She stated that this was in line with Chief Minister K. Chandrashekar Rao’s vision of providing free education from kindergarten to graduate school.
On his part, the Chief Minister stated at the inauguration of Adivasi and Banjara Bhavans in Hyderabad that the government was “spending `1.25 lakh on each student who was studying in residential schools in the state”.
Despite the assertions and claims of the Telangana government, the fact remains that several problems, such as a lack of sanitation, adequate facilities, and increasing cases of food poisoning cases continue to plague the government educational institutions.
RANGA REDDY: GIRLS SAY UNABLE TO CHANGE PADS

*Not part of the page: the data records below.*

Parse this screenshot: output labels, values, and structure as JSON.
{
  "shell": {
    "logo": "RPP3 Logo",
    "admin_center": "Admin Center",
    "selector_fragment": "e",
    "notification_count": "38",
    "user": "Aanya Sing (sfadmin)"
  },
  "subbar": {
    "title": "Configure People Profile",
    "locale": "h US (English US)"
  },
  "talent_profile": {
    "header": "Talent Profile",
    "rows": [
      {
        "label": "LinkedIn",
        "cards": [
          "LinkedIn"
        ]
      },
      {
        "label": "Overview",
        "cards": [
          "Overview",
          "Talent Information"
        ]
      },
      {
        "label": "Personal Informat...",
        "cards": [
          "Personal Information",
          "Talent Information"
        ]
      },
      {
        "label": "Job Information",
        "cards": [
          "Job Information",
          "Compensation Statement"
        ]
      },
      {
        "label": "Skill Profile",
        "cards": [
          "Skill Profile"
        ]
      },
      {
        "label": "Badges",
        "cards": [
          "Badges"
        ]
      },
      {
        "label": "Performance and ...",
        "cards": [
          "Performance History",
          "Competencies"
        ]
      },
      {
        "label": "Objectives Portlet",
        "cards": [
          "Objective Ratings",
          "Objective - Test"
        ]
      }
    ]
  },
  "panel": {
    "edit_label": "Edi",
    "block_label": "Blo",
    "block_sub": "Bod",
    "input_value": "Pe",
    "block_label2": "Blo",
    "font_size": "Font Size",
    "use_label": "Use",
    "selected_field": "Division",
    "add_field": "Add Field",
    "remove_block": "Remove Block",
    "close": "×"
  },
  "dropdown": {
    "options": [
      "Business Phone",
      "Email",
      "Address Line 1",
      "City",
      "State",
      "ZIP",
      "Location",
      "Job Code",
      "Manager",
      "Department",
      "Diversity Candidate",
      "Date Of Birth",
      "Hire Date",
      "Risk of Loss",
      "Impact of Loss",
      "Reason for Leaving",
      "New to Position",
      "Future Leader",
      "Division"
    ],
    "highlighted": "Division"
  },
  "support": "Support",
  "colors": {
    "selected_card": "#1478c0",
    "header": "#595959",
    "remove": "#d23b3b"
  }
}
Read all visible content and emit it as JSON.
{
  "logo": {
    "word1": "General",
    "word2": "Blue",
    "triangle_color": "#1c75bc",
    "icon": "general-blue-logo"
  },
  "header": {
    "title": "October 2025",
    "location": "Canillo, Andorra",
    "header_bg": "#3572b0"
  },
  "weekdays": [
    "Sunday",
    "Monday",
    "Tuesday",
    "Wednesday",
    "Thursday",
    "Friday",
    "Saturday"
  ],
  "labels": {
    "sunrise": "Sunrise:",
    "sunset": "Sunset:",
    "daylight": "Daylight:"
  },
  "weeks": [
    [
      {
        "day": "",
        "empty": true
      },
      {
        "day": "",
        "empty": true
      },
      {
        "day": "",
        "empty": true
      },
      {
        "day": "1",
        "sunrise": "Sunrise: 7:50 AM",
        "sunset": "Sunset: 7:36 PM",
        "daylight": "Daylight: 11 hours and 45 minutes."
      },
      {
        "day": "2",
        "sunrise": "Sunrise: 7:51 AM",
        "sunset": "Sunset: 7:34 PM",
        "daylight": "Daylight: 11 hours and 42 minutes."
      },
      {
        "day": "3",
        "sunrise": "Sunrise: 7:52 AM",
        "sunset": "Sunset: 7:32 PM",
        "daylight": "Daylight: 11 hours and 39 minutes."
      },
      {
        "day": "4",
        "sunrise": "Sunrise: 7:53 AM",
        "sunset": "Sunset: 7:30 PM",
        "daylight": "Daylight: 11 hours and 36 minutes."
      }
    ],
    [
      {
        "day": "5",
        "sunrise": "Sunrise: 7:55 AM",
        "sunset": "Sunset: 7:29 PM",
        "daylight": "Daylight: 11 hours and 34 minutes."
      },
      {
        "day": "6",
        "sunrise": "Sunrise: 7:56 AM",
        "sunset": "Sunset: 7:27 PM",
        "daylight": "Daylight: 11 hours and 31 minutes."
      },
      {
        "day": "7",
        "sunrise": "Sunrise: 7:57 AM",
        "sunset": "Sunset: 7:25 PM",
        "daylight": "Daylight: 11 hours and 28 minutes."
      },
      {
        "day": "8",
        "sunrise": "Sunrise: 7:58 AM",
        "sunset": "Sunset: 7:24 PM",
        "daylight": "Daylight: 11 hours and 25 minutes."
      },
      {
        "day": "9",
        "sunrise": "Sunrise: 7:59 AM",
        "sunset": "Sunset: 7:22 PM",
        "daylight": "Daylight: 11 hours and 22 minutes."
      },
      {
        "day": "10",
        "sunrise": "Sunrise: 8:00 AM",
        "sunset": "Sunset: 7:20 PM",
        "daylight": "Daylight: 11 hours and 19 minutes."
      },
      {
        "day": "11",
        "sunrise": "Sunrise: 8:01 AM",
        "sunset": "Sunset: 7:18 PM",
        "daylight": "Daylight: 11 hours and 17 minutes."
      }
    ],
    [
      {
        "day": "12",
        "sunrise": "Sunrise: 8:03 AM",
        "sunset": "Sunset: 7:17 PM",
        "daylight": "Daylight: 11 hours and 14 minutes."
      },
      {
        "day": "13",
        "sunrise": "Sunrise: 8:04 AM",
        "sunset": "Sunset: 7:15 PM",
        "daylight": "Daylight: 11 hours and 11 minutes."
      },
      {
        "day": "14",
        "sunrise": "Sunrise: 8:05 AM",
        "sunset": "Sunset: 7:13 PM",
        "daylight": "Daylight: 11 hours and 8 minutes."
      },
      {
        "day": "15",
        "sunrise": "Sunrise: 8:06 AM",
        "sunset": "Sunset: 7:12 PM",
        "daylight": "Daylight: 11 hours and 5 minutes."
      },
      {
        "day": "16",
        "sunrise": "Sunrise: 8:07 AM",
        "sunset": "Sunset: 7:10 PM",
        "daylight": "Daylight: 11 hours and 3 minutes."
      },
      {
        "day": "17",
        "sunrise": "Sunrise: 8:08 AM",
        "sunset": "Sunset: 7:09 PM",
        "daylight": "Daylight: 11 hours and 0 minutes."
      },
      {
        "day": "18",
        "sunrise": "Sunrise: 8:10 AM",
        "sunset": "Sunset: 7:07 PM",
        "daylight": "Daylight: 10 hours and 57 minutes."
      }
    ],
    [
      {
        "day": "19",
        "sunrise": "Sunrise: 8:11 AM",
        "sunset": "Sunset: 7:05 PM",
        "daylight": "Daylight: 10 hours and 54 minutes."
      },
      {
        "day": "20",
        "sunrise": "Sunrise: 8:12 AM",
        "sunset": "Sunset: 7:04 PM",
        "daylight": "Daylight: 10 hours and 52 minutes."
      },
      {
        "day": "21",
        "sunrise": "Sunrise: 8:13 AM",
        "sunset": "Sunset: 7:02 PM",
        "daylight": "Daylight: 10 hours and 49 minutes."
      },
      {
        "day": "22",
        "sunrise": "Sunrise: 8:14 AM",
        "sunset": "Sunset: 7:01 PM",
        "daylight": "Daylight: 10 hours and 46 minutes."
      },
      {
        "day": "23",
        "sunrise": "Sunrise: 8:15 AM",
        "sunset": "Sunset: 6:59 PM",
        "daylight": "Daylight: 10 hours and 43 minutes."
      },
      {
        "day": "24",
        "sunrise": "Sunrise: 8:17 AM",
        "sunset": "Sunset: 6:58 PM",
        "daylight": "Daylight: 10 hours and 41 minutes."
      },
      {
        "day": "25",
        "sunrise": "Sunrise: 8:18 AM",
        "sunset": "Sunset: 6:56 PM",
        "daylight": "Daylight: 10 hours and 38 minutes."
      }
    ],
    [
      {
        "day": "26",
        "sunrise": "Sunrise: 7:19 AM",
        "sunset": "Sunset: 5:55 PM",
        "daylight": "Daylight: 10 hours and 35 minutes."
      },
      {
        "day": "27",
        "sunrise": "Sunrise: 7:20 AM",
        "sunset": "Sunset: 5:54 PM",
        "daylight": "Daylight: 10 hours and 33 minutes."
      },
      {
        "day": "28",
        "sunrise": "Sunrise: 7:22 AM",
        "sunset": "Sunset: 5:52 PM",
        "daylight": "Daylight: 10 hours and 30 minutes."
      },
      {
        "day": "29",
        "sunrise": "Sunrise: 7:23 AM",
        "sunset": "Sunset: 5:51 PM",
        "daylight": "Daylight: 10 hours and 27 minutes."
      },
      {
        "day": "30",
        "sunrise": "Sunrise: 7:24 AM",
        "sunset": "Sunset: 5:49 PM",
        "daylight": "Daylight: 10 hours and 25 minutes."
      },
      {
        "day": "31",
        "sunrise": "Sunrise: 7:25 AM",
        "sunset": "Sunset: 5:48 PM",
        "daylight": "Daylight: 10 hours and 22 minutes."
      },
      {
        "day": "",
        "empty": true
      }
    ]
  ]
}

The girl students of KGBV recently staged a massive protest in Ibrahimpatnam, Ranga Reddy district, demanding a supply of water and protesting the poor quality of food served to the students. The girl students stated that “they were unable to change even their pads or take baths during periods due to a severe lack of water in the hostel”, and that “the situation appears to be dire”. The hostel staff is getting water from private tankers, and the private water suppliers are not supplying water on a regular basis because they have not been paid their bills.
ADILABAD: NO WATER FOR TAKING BATH, WASHING LINEN
On April 18, approximately 200 students from the Telangana ST Gurukula School for Girls protested in this context. According to one inmate, many students were experiencing health issues such as itching because they did not take baths on a regular basis. They claimed that they were deprived of water for washing and cleaning even during their monthly periods. They urged the district officials to provide adequate water to them at their residential school at Mavala Gram Panchayat.
POOR QUALITY RICE SUPPLIED TO HOSTELS
There are strong allegations that old rice that was stocked during the Covid-19 pandemic is now being supplied to government hostels, and that this rice is full of “white worms” and “Thuttelu”, and that it is extremely difficult to clean before cooking rice.
Food contamination is a real possibility when cooking with stale rice, damaged vegetables, contaminated water, subpar ingredients, and cooking in unsanitary conditions. Sajid Khan, the DCC in-charge president, said during an inspection of a minority residential school in Bangaruguda village in Adilabad mandal that the state government’s claim of supplying fine quality rice to hostels is false, and that food is prepared with the general PDS rice supplied to the hostels.
R.O. PLANTS NOT WORKING: LACK OF FUNDS
There are a total of 133 tribal Ashram schools with 34,000 students, and 905 Primary Tribal schools with 20,000 students under the ITDA, Utnoor in the former Adilabad district.
RO plants were built at a cost of Rs 10 lakh each to provide purified drinking water to students, but many of them are no longer operational in Kerameri and Sirpur (T) mandals and require repairs. However, officials claim that the repairs were halted due to a lack of funds. As a result, students are forced to drink contaminated water because Mission Bhagiratha water was not supplied to hostels located in the interior and on hilly areas due to damaged pipelines and a lack of power supply.
PARENTS FEAR KIDS WILL DIE IN STUDIES
After completing her college studies, Atram Kavitha of Jendaguda village in Utnoor mandal, a Kolam Adivasi considered a Particularly Vulnerable Tribal Group (PVTG), wanted to become an officer to work for the uplift of the poor like her community in society, but her life abruptly ended after she died of ill-health and her family's dreams shattered
When this correspondent visited interior Jendaguda village, Kavitha’s mother Mothu Bai stated that “children will die if they go for higher studies to towns by leaving their villages” (“ekkuva chaduvuthe... pillalu chachipo-tharu”), and that this is the feeling they have collectively developed since her daughter’s death, and that they are now afraid of sending their children to hostels outside of their villages....